Nowadays, Riddle is more concerned with simply "rocking out," as well as enjoying his new role as father to daughter Emmi, "an angel of light" who was born last month. His latest musical incarnation is King Black Acid and the Sacred Heart, which played a "beta" show several months back so Riddle could try out new material and find just the right lineup of musicians. Joined by Jeff Trapp on guitars, Joseph Trump on drums, Thom Rusnak on bass and Rich Landar on keys, he's finally ready to unleash the Sacred Heart—which, with it's heavier, more super-charged sound, is poised to bring the rock in an epic way.

WW: What was the reason for this last hiatus?

Daniel Riddle: I kind of stopped doing KBA to work with [New York-via-Portland songwriter] James Angell. But I've been writing and rehearsing KBA stuff for about a year. Honestly, I took a break to become a high-level wizard, which I am now.

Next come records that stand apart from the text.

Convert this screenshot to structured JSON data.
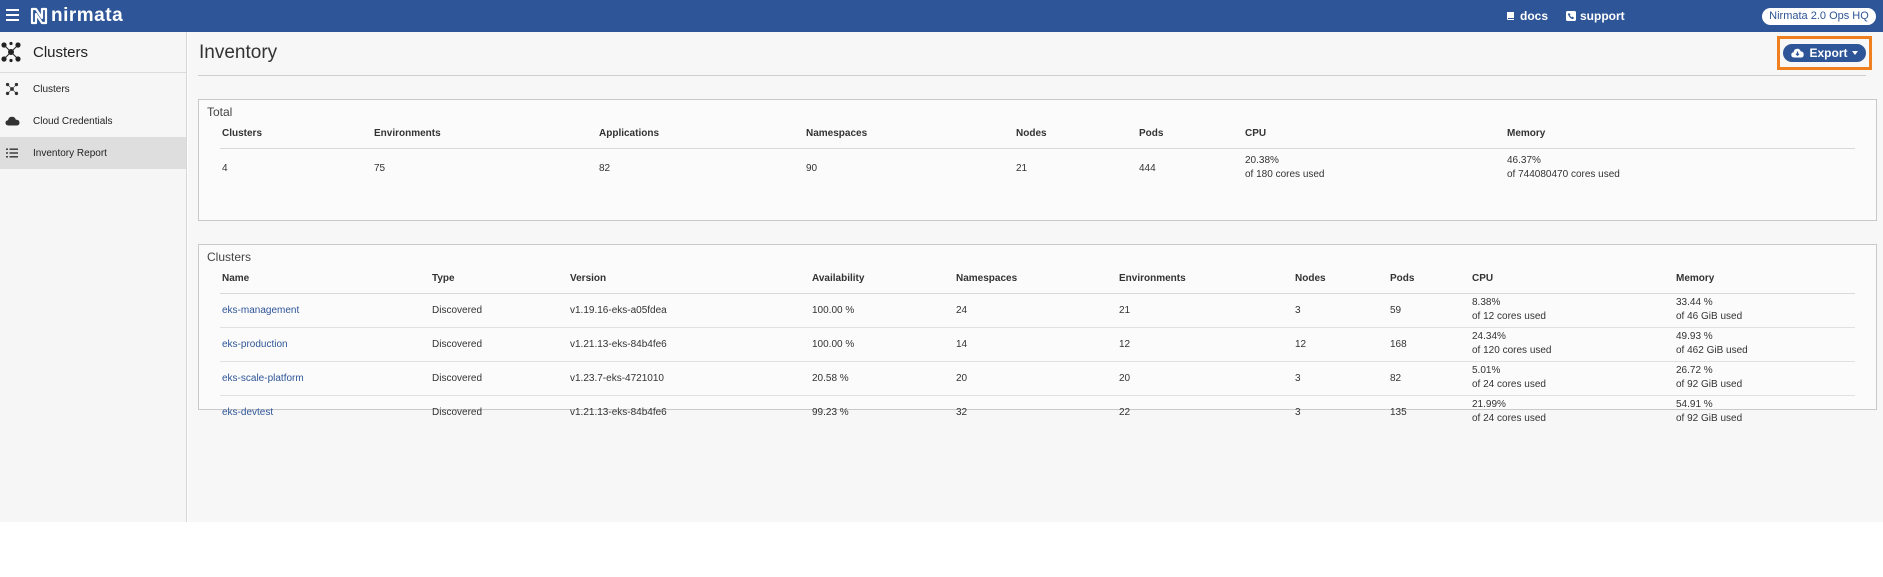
{
  "topbar": {
    "brand": "nirmata",
    "docs": "docs",
    "support": "support",
    "org": "Nirmata 2.0 Ops HQ"
  },
  "sidebar": {
    "title": "Clusters",
    "items": [
      {
        "label": "Clusters",
        "icon": "clusters-icon"
      },
      {
        "label": "Cloud Credentials",
        "icon": "cloud-icon"
      },
      {
        "label": "Inventory Report",
        "icon": "list-icon",
        "active": true
      }
    ]
  },
  "page": {
    "title": "Inventory",
    "export_label": "Export"
  },
  "total": {
    "title": "Total",
    "headers": [
      "Clusters",
      "Environments",
      "Applications",
      "Namespaces",
      "Nodes",
      "Pods",
      "CPU",
      "Memory"
    ],
    "values": {
      "clusters": "4",
      "environments": "75",
      "applications": "82",
      "namespaces": "90",
      "nodes": "21",
      "pods": "444",
      "cpu_pct": "20.38%",
      "cpu_sub": "of 180 cores used",
      "mem_pct": "46.37%",
      "mem_sub": "of 744080470 cores used"
    }
  },
  "clusters": {
    "title": "Clusters",
    "headers": [
      "Name",
      "Type",
      "Version",
      "Availability",
      "Namespaces",
      "Environments",
      "Nodes",
      "Pods",
      "CPU",
      "Memory"
    ],
    "rows": [
      {
        "name": "eks-management",
        "type": "Discovered",
        "version": "v1.19.16-eks-a05fdea",
        "availability": "100.00 %",
        "namespaces": "24",
        "environments": "21",
        "nodes": "3",
        "pods": "59",
        "cpu_pct": "8.38%",
        "cpu_sub": "of 12 cores used",
        "mem_pct": "33.44 %",
        "mem_sub": "of 46 GiB used"
      },
      {
        "name": "eks-production",
        "type": "Discovered",
        "version": "v1.21.13-eks-84b4fe6",
        "availability": "100.00 %",
        "namespaces": "14",
        "environments": "12",
        "nodes": "12",
        "pods": "168",
        "cpu_pct": "24.34%",
        "cpu_sub": "of 120 cores used",
        "mem_pct": "49.93 %",
        "mem_sub": "of 462 GiB used"
      },
      {
        "name": "eks-scale-platform",
        "type": "Discovered",
        "version": "v1.23.7-eks-4721010",
        "availability": "20.58 %",
        "namespaces": "20",
        "environments": "20",
        "nodes": "3",
        "pods": "82",
        "cpu_pct": "5.01%",
        "cpu_sub": "of 24 cores used",
        "mem_pct": "26.72 %",
        "mem_sub": "of 92 GiB used"
      },
      {
        "name": "eks-devtest",
        "type": "Discovered",
        "version": "v1.21.13-eks-84b4fe6",
        "availability": "99.23 %",
        "namespaces": "32",
        "environments": "22",
        "nodes": "3",
        "pods": "135",
        "cpu_pct": "21.99%",
        "cpu_sub": "of 24 cores used",
        "mem_pct": "54.91 %",
        "mem_sub": "of 92 GiB used"
      }
    ]
  },
  "colors": {
    "brand": "#2e5597",
    "highlight": "#f0801f"
  }
}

Now I'm fuckin' ready to rock.

What's the difference between the Sacred Heart and your earlier bands?

Each has had their own individuality and has been different. With the Sacred Heart, there was a very conscious effort to distill the music of KBA. That's what's great about being a wizard. You can use mystical alchemy to cook down, condense and distill the sonic message. Now the music is heavy like a Chevy, with more hooks than a fuckin' pirate convention.

Did you just describe your music as "heavy like a Chevy, with more hooks than a pirate convention"?

It's epic, man. Like punching an evil vampire unicorn in the face—just punching it in the face and watching his vampire fangs get knocked out of his ass. Musically speaking, of course.

How has domestic life changed KBA?

I don't know that it has. I don't think it has. I might have to put my pants on to answer that question.

How about this: Have aspects of your life as a father made it into any of the new music?

Not really. It's just sexy stuff. It's about rockin' out. The stories that come to mind are not domestic. It's epic. The songs are epic tales of adventure.

Like punching an evil unicorn in the face?

Like punching an evil vampire unicorn in the face.

Will Sacred Heart be performing any old KBA songs, or is this all new material?

Right now I'm just doing one song from Loves a Long Song, everything else is all new material. At this point I'm so excited about the new stuff that I just don't want to go backwards, or go slow. This new stuff is not about going slow. It's like peeling out.

Peeling out? Like in a car?

It's just like peeling out. You're in the car, one hand hanging outside the window, and you just peel out. Previous KBA songs were forlorn and haunted. The new territory is glorious and feel good. And epic—like punching an evil vampire unicorn in the face. And sexy. Put that in the interview.


King Black Acid and the Sacred Heart plays Saturday, July 19, with the Upsidedown and New York Rifles at Doug Fir. 9 pm. $10. 21+.

Willamette Week’s reporting has concrete impacts that change laws, force action from civic leaders, and drive compromised politicians from public office. Support WW’s journalism through our Give!Guide Fundraising page.